Hurricane Dorian crashes into Outer Banks in North Carolina
A weakened but still dangerous Hurricane Dorian bombarded North Carolina with pounding winds and drenching rain on Friday, causing severe storm surges and flooding in the Outer Banks.
“Life-threatening storm surge and dangerous winds will continue along portions of the North Carolina coast, portions of southeast Virginia and the southern Chesapeake Bay for the next several hours,” the National Hurricane Center said late Friday morning.
(Update: 9/5/2019 10:30 AM EST)
Dorian a major hurricane again as it lashes North and South Carolina coasts
Hurricane Dorian regained strength late Wednesday, again becoming a Category 3 storm as it moved slowly up the U.S. Southeast coast and approached North and South Carolina. It brought strong wind gusts and heavy rain to Florida Wednesday after leaving at least 20 dead in the Bahamas and parts of that nation of low-lying islands in ruins.
Although Florida dodged the brunt of the storm, North and South Carolina were bracing for its impact. Dorian still has the potential to make landfall Thursday or Friday, the National Hurricane Center said.
(Update: 9/4/2019 12:00 pm EST)
South Carolina Feeling First Effects of Hurricane Dorian; Death Reported in North Carolina

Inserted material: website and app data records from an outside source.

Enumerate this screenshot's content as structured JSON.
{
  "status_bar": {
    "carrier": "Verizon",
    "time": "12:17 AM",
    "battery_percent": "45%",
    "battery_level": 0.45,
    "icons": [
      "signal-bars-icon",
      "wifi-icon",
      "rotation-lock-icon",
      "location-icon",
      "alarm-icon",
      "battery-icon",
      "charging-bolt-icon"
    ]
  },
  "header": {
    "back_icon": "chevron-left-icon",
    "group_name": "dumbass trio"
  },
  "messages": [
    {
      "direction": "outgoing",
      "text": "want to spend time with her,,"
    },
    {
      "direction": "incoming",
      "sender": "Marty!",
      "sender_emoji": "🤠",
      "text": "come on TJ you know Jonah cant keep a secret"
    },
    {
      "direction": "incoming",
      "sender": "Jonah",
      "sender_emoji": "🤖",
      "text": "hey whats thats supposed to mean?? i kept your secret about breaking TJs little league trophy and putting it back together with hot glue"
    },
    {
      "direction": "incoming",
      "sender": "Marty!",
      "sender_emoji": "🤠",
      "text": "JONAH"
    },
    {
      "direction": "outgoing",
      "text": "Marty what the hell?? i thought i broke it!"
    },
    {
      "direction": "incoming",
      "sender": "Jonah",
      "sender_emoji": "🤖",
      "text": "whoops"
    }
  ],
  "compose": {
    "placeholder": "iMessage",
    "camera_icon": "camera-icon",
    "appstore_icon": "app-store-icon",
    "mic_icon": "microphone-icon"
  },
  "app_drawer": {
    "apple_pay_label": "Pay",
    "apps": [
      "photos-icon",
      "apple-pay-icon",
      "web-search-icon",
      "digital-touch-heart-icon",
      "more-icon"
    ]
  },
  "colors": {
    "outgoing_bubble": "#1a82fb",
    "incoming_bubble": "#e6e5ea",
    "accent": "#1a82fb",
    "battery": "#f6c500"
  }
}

More than 800,000 people in South Carolina are under evacuation orders, and Charleston is already seeing street flooding. The Charleston airport is closing at 3 pm today (Wednesday) as a result. Evacuations are now starting to be ordered for the Outer Banks and other barrier islands in North Carolina as well. Schools, colleges and government offices remained closed as hurricane warnings were issued along the Carolina coasts.